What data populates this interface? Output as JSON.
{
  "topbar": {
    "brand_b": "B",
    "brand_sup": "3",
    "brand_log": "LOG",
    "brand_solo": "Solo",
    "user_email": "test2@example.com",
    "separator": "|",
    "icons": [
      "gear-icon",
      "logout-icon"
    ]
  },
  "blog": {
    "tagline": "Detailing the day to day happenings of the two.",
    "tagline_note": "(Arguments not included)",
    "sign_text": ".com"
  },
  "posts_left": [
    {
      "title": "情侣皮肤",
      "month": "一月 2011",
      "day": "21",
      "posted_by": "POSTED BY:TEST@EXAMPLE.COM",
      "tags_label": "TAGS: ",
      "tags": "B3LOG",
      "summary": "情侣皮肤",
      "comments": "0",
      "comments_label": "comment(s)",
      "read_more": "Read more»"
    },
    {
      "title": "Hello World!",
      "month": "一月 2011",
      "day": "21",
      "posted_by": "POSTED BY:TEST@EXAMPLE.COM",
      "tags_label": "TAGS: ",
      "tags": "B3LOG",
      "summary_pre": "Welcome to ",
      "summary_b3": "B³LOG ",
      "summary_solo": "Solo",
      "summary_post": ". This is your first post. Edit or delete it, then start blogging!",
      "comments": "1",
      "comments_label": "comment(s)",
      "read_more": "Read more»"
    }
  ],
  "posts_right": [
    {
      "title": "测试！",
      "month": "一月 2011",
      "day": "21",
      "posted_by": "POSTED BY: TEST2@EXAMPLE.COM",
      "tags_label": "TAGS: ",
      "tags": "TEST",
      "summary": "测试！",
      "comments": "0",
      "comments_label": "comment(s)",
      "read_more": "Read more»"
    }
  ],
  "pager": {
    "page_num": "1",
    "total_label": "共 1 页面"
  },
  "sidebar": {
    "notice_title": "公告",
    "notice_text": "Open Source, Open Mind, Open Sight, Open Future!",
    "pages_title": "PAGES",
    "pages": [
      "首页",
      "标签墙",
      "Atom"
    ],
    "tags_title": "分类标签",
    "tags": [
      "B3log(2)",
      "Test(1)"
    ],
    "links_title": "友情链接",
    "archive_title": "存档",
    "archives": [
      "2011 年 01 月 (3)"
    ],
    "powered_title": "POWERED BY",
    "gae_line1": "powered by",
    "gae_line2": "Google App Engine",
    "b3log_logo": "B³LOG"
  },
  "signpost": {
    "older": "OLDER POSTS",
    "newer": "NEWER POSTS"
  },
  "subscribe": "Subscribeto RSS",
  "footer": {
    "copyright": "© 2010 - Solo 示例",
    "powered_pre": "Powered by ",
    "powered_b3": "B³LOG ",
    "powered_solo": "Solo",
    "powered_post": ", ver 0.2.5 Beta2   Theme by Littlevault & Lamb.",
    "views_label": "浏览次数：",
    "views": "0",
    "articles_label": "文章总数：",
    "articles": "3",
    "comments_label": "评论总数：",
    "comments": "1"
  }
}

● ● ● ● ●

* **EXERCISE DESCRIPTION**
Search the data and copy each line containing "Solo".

* **SOLUTION FOR THIS TASK**
    "brand_solo": "Solo",
      "summary_solo": "Solo",
    "copyright": "© 2010 - Solo 示例",
    "powered_solo": "Solo",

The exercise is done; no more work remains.